▸ WHAT THE EXERCISE ASKS
Exactly as written, output each of the entries below.

Records excerpted from a collection:
----------------
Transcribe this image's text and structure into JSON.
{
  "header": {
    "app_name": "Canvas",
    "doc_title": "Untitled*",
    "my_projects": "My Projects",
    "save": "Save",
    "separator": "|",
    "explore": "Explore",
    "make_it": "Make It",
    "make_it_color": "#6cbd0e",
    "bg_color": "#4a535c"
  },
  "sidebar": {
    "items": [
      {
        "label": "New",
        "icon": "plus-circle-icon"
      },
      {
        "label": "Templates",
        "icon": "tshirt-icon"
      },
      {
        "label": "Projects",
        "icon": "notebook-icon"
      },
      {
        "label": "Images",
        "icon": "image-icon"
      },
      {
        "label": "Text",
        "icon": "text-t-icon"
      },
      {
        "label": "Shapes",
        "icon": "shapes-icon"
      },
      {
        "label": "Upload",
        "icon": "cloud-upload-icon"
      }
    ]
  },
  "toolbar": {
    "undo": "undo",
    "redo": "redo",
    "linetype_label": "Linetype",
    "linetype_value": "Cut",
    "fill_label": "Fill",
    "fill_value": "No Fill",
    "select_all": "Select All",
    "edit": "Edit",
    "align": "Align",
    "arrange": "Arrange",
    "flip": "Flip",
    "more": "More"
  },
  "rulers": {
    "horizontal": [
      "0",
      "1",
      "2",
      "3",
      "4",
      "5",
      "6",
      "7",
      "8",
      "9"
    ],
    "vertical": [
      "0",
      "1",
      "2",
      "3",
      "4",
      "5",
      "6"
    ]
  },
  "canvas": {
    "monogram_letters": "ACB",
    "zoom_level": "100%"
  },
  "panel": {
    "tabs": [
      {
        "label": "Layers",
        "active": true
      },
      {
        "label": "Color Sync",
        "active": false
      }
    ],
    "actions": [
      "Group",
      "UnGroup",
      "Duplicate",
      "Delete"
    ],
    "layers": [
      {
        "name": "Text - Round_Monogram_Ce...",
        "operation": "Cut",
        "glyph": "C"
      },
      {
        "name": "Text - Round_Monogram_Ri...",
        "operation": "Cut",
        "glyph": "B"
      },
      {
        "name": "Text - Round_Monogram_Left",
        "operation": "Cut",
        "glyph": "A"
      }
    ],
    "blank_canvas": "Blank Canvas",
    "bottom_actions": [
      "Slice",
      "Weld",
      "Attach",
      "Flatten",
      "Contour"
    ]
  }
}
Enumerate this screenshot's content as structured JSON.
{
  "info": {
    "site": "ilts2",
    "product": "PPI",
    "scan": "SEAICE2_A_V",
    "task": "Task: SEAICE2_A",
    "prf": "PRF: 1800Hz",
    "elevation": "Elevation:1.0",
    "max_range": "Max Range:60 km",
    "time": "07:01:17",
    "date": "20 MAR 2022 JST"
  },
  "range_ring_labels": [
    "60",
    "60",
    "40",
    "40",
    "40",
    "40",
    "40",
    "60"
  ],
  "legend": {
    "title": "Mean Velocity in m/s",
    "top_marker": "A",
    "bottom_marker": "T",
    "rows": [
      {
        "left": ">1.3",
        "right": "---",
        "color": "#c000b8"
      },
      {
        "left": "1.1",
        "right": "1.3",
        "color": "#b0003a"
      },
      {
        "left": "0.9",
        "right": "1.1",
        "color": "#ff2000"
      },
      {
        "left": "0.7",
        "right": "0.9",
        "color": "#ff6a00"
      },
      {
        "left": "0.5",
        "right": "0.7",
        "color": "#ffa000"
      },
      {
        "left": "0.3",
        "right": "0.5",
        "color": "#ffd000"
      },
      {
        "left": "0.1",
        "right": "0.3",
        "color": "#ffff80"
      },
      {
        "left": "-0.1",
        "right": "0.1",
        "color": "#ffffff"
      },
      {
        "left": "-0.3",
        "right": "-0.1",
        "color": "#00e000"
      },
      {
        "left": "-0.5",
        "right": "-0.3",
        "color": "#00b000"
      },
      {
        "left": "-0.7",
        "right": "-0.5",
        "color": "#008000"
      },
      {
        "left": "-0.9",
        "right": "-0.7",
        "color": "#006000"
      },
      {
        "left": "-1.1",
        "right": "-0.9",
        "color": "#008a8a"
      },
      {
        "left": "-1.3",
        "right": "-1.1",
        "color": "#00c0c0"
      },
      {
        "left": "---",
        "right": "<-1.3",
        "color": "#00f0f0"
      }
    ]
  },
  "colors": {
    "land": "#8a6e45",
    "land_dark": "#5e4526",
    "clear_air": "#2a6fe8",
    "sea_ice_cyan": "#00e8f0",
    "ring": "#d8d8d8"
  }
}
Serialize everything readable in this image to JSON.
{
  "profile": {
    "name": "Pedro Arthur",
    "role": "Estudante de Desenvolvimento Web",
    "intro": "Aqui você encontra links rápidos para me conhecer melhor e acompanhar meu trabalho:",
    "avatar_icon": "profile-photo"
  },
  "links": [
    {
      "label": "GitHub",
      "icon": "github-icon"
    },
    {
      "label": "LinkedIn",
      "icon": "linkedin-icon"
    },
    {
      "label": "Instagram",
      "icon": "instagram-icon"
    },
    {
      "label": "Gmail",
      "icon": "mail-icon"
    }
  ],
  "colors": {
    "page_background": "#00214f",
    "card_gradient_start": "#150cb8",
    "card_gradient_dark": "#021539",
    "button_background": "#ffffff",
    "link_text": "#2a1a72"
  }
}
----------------
▸ SOLUTION TO THIS EXERCISE
Transcribe this image's text and structure into JSON.
{
  "header": {
    "app_name": "Canvas",
    "doc_title": "Untitled*",
    "my_projects": "My Projects",
    "save": "Save",
    "separator": "|",
    "explore": "Explore",
    "make_it": "Make It",
    "make_it_color": "#6cbd0e",
    "bg_color": "#4a535c"
  },
  "sidebar": {
    "items": [
      {
        "label": "New",
        "icon": "plus-circle-icon"
      },
      {
        "label": "Templates",
        "icon": "tshirt-icon"
      },
      {
        "label": "Projects",
        "icon": "notebook-icon"
      },
      {
        "label": "Images",
        "icon": "image-icon"
      },
      {
        "label": "Text",
        "icon": "text-t-icon"
      },
      {
        "label": "Shapes",
        "icon": "shapes-icon"
      },
      {
        "label": "Upload",
        "icon": "cloud-upload-icon"
      }
    ]
  },
  "toolbar": {
    "undo": "undo",
    "redo": "redo",
    "linetype_label": "Linetype",
    "linetype_value": "Cut",
    "fill_label": "Fill",
    "fill_value": "No Fill",
    "select_all": "Select All",
    "edit": "Edit",
    "align": "Align",
    "arrange": "Arrange",
    "flip": "Flip",
    "more": "More"
  },
  "rulers": {
    "horizontal": [
      "0",
      "1",
      "2",
      "3",
      "4",
      "5",
      "6",
      "7",
      "8",
      "9"
    ],
    "vertical": [
      "0",
      "1",
      "2",
      "3",
      "4",
      "5",
      "6"
    ]
  },
  "canvas": {
    "monogram_letters": "ACB",
    "zoom_level": "100%"
  },
  "panel": {
    "tabs": [
      {
        "label": "Layers",
        "active": true
      },
      {
        "label": "Color Sync",
        "active": false
      }
    ],
    "actions": [
      "Group",
      "UnGroup",
      "Duplicate",
      "Delete"
    ],
    "layers": [
      {
        "name": "Text - Round_Monogram_Ce...",
        "operation": "Cut",
        "glyph": "C"
      },
      {
        "name": "Text - Round_Monogram_Ri...",
        "operation": "Cut",
        "glyph": "B"
      },
      {
        "name": "Text - Round_Monogram_Left",
        "operation": "Cut",
        "glyph": "A"
      }
    ],
    "blank_canvas": "Blank Canvas",
    "bottom_actions": [
      "Slice",
      "Weld",
      "Attach",
      "Flatten",
      "Contour"
    ]
  }
}
Enumerate this screenshot's content as structured JSON.
{
  "info": {
    "site": "ilts2",
    "product": "PPI",
    "scan": "SEAICE2_A_V",
    "task": "Task: SEAICE2_A",
    "prf": "PRF: 1800Hz",
    "elevation": "Elevation:1.0",
    "max_range": "Max Range:60 km",
    "time": "07:01:17",
    "date": "20 MAR 2022 JST"
  },
  "range_ring_labels": [
    "60",
    "60",
    "40",
    "40",
    "40",
    "40",
    "40",
    "60"
  ],
  "legend": {
    "title": "Mean Velocity in m/s",
    "top_marker": "A",
    "bottom_marker": "T",
    "rows": [
      {
        "left": ">1.3",
        "right": "---",
        "color": "#c000b8"
      },
      {
        "left": "1.1",
        "right": "1.3",
        "color": "#b0003a"
      },
      {
        "left": "0.9",
        "right": "1.1",
        "color": "#ff2000"
      },
      {
        "left": "0.7",
        "right": "0.9",
        "color": "#ff6a00"
      },
      {
        "left": "0.5",
        "right": "0.7",
        "color": "#ffa000"
      },
      {
        "left": "0.3",
        "right": "0.5",
        "color": "#ffd000"
      },
      {
        "left": "0.1",
        "right": "0.3",
        "color": "#ffff80"
      },
      {
        "left": "-0.1",
        "right": "0.1",
        "color": "#ffffff"
      },
      {
        "left": "-0.3",
        "right": "-0.1",
        "color": "#00e000"
      },
      {
        "left": "-0.5",
        "right": "-0.3",
        "color": "#00b000"
      },
      {
        "left": "-0.7",
        "right": "-0.5",
        "color": "#008000"
      },
      {
        "left": "-0.9",
        "right": "-0.7",
        "color": "#006000"
      },
      {
        "left": "-1.1",
        "right": "-0.9",
        "color": "#008a8a"
      },
      {
        "left": "-1.3",
        "right": "-1.1",
        "color": "#00c0c0"
      },
      {
        "left": "---",
        "right": "<-1.3",
        "color": "#00f0f0"
      }
    ]
  },
  "colors": {
    "land": "#8a6e45",
    "land_dark": "#5e4526",
    "clear_air": "#2a6fe8",
    "sea_ice_cyan": "#00e8f0",
    "ring": "#d8d8d8"
  }
}
Serialize everything readable in this image to JSON.
{
  "profile": {
    "name": "Pedro Arthur",
    "role": "Estudante de Desenvolvimento Web",
    "intro": "Aqui você encontra links rápidos para me conhecer melhor e acompanhar meu trabalho:",
    "avatar_icon": "profile-photo"
  },
  "links": [
    {
      "label": "GitHub",
      "icon": "github-icon"
    },
    {
      "label": "LinkedIn",
      "icon": "linkedin-icon"
    },
    {
      "label": "Instagram",
      "icon": "instagram-icon"
    },
    {
      "label": "Gmail",
      "icon": "mail-icon"
    }
  ],
  "colors": {
    "page_background": "#00214f",
    "card_gradient_start": "#150cb8",
    "card_gradient_dark": "#021539",
    "button_background": "#ffffff",
    "link_text": "#2a1a72"
  }
}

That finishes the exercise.